You're probably aware that normal elevators make use of counterweights, which reduce the amount of energy it takes to move people up and down skyscrapers with slightly frightening speed. But when it comes to moving hundred-ton boats, a little more precision is required.
Tom Scott has an excellent video explaining the basic physics behind the Falkirk Wheel, a rotating boat lift in not-so-sunny Scotland. It enables boats to travel between two canals, one of which runs 80 feet higher than the other.

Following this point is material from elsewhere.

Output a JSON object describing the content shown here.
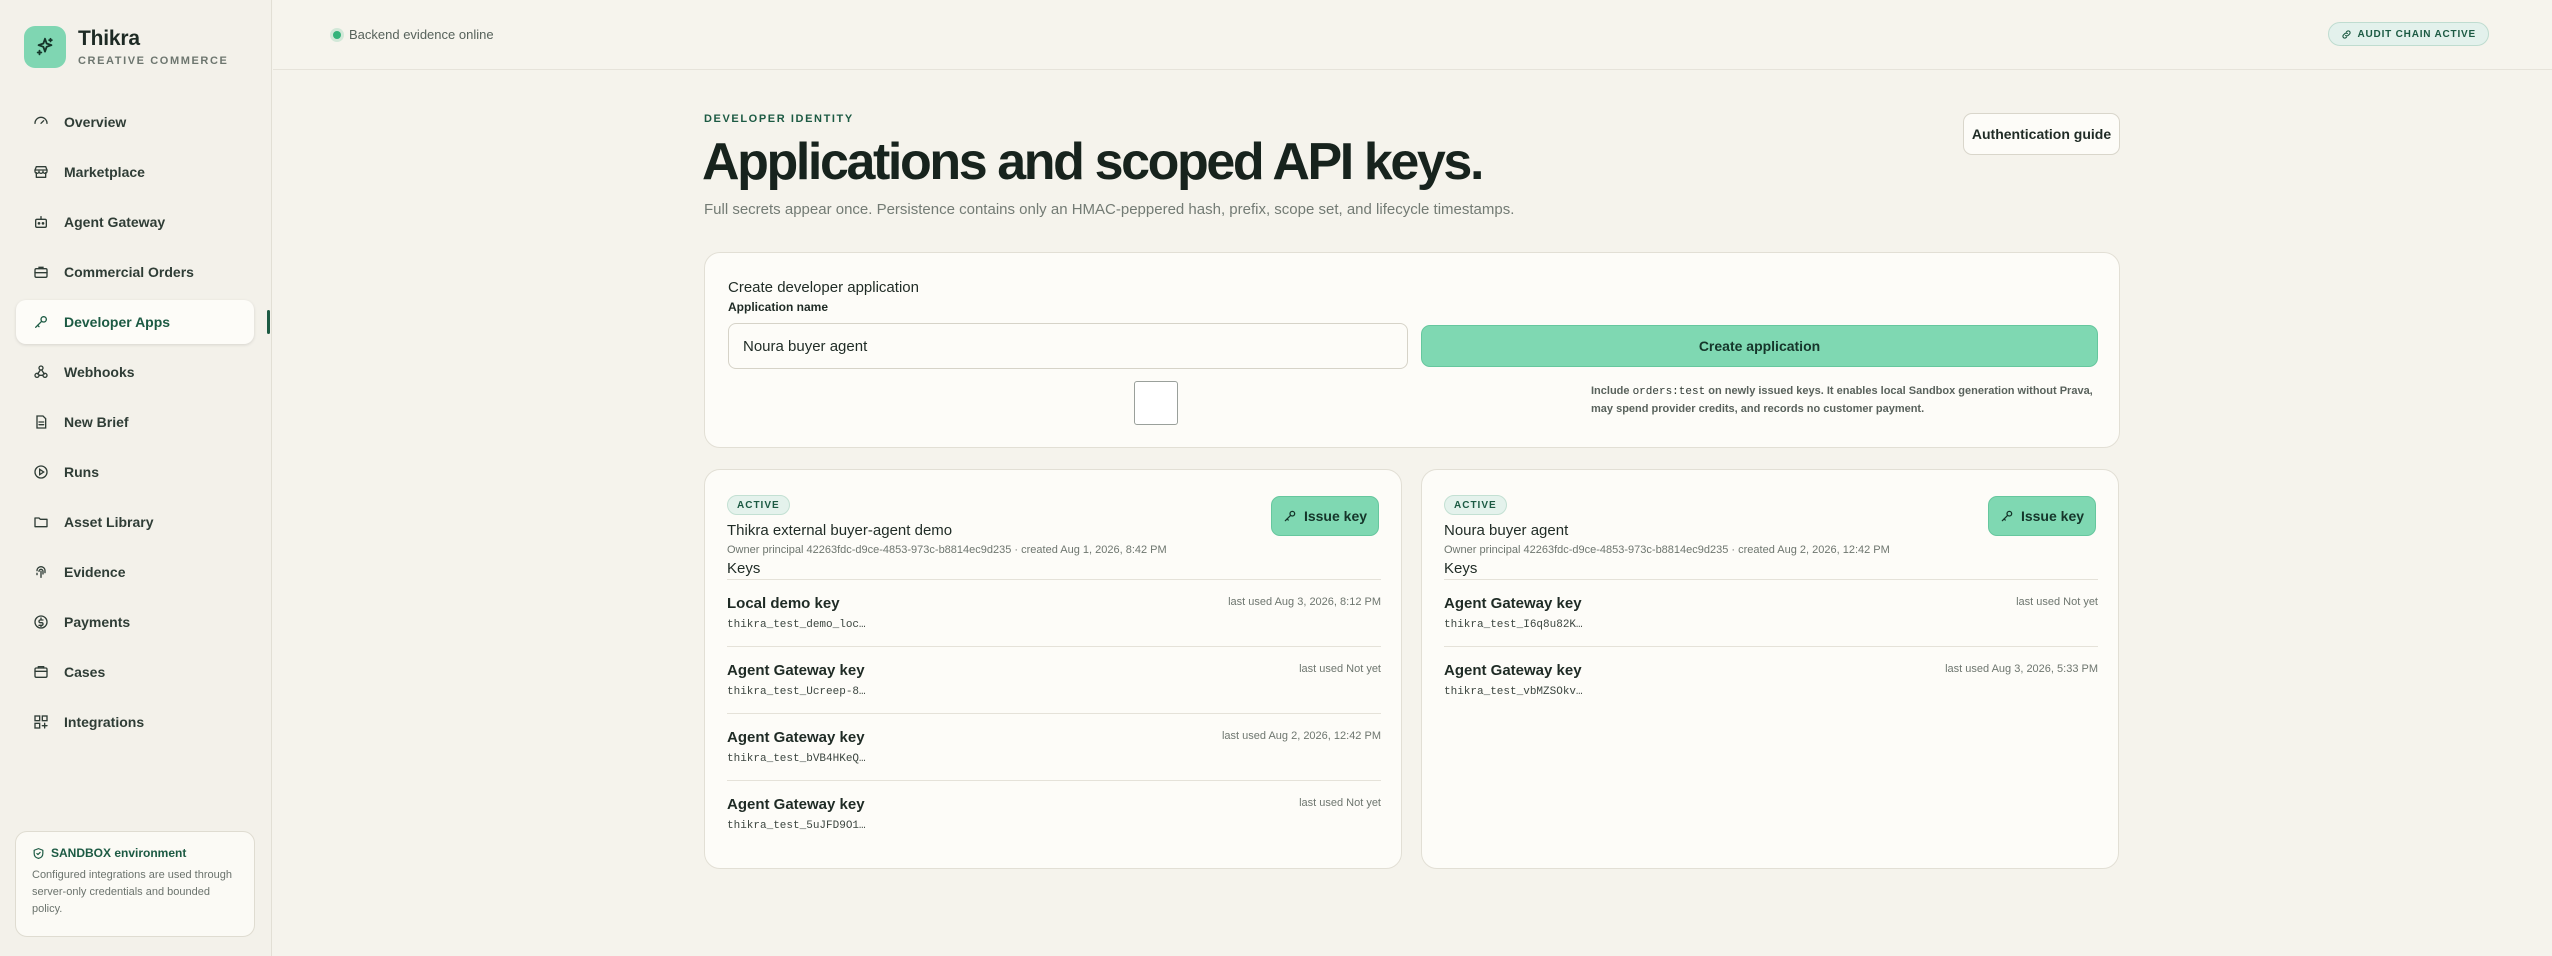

To do that, it has to lift entire canal boats -- themselves often 18.29m long. The design uses two "cassions" -- water-filled pods that the boats sit in -- on either end of an arm, centred around a main wheel. The cassions counterbalance each other perfectly: they are filled with 500 tonnes of water, and when a boat enters, it displaces the same amount of water as it weighs (thanks, Archimedes). So, both arms are always perfectly balanced, which drastically reduces the amount of energy it takes to lift a boat through the air.
Image credit: Wikimedia Commons